━━ Data for this exercise ━━

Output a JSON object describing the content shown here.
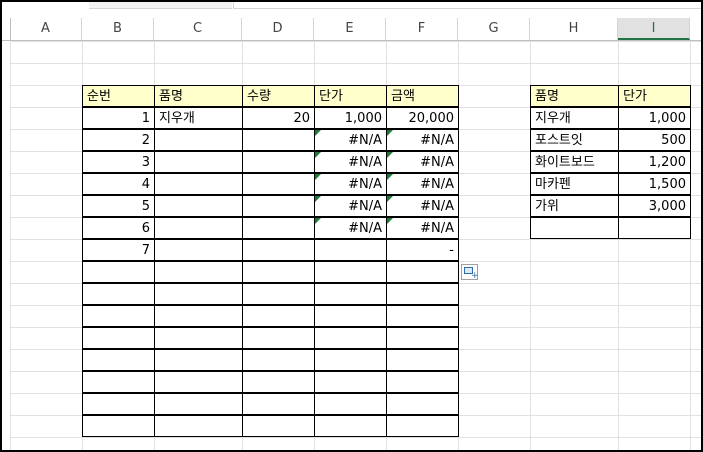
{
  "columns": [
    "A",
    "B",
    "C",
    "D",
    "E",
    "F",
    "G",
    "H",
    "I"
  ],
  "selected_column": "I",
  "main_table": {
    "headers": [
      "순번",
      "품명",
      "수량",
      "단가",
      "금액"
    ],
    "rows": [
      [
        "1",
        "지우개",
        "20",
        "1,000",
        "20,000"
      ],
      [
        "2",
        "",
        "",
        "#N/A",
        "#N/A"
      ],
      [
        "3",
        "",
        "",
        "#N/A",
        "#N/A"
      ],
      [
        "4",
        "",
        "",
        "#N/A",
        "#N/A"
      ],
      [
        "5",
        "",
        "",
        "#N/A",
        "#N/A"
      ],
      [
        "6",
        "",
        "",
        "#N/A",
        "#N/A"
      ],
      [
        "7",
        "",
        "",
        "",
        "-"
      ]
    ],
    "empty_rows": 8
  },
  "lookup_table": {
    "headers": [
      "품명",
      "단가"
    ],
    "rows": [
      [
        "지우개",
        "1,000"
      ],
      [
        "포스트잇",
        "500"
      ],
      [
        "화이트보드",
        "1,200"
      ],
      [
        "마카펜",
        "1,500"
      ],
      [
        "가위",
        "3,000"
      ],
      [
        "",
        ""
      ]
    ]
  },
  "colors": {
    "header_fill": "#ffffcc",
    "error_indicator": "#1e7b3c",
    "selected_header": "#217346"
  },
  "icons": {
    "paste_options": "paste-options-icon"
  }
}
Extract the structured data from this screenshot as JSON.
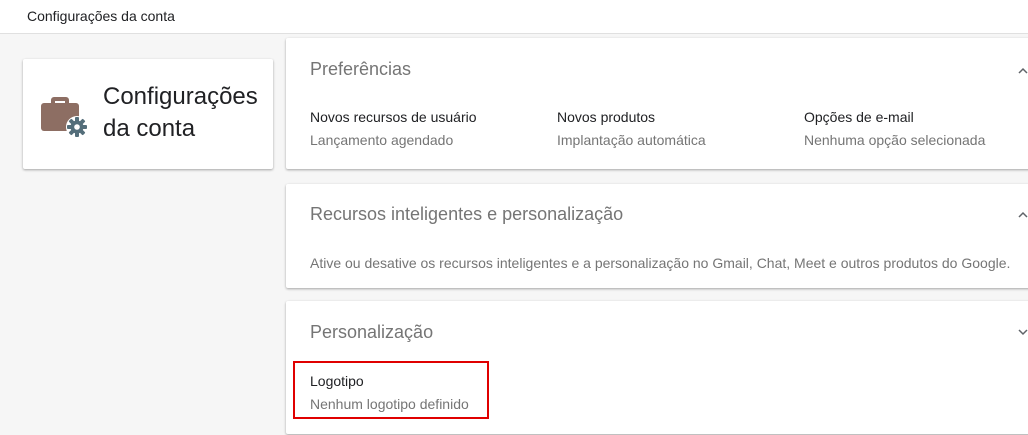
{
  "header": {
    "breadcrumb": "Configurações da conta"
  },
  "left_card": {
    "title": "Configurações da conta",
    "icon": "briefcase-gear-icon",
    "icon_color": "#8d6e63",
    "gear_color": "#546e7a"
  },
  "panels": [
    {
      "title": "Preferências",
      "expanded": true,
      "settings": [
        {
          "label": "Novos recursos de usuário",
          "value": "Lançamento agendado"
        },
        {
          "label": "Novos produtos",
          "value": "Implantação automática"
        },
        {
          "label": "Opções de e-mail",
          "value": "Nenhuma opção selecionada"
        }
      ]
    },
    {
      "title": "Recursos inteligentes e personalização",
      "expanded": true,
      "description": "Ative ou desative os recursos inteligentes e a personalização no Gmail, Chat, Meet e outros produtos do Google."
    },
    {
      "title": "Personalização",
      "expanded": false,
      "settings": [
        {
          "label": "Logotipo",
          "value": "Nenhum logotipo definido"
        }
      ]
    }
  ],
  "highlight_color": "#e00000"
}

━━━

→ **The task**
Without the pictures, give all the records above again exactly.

→ **Finished task**
Output a JSON object describing the content shown here.
{
  "columns": [
    "A",
    "B",
    "C",
    "D",
    "E",
    "F",
    "G",
    "H",
    "I"
  ],
  "selected_column": "I",
  "main_table": {
    "headers": [
      "순번",
      "품명",
      "수량",
      "단가",
      "금액"
    ],
    "rows": [
      [
        "1",
        "지우개",
        "20",
        "1,000",
        "20,000"
      ],
      [
        "2",
        "",
        "",
        "#N/A",
        "#N/A"
      ],
      [
        "3",
        "",
        "",
        "#N/A",
        "#N/A"
      ],
      [
        "4",
        "",
        "",
        "#N/A",
        "#N/A"
      ],
      [
        "5",
        "",
        "",
        "#N/A",
        "#N/A"
      ],
      [
        "6",
        "",
        "",
        "#N/A",
        "#N/A"
      ],
      [
        "7",
        "",
        "",
        "",
        "-"
      ]
    ],
    "empty_rows": 8
  },
  "lookup_table": {
    "headers": [
      "품명",
      "단가"
    ],
    "rows": [
      [
        "지우개",
        "1,000"
      ],
      [
        "포스트잇",
        "500"
      ],
      [
        "화이트보드",
        "1,200"
      ],
      [
        "마카펜",
        "1,500"
      ],
      [
        "가위",
        "3,000"
      ],
      [
        "",
        ""
      ]
    ]
  },
  "colors": {
    "header_fill": "#ffffcc",
    "error_indicator": "#1e7b3c",
    "selected_header": "#217346"
  },
  "icons": {
    "paste_options": "paste-options-icon"
  }
}
Extract the structured data from this screenshot as JSON.
{
  "header": {
    "breadcrumb": "Configurações da conta"
  },
  "left_card": {
    "title": "Configurações da conta",
    "icon": "briefcase-gear-icon",
    "icon_color": "#8d6e63",
    "gear_color": "#546e7a"
  },
  "panels": [
    {
      "title": "Preferências",
      "expanded": true,
      "settings": [
        {
          "label": "Novos recursos de usuário",
          "value": "Lançamento agendado"
        },
        {
          "label": "Novos produtos",
          "value": "Implantação automática"
        },
        {
          "label": "Opções de e-mail",
          "value": "Nenhuma opção selecionada"
        }
      ]
    },
    {
      "title": "Recursos inteligentes e personalização",
      "expanded": true,
      "description": "Ative ou desative os recursos inteligentes e a personalização no Gmail, Chat, Meet e outros produtos do Google."
    },
    {
      "title": "Personalização",
      "expanded": false,
      "settings": [
        {
          "label": "Logotipo",
          "value": "Nenhum logotipo definido"
        }
      ]
    }
  ],
  "highlight_color": "#e00000"
}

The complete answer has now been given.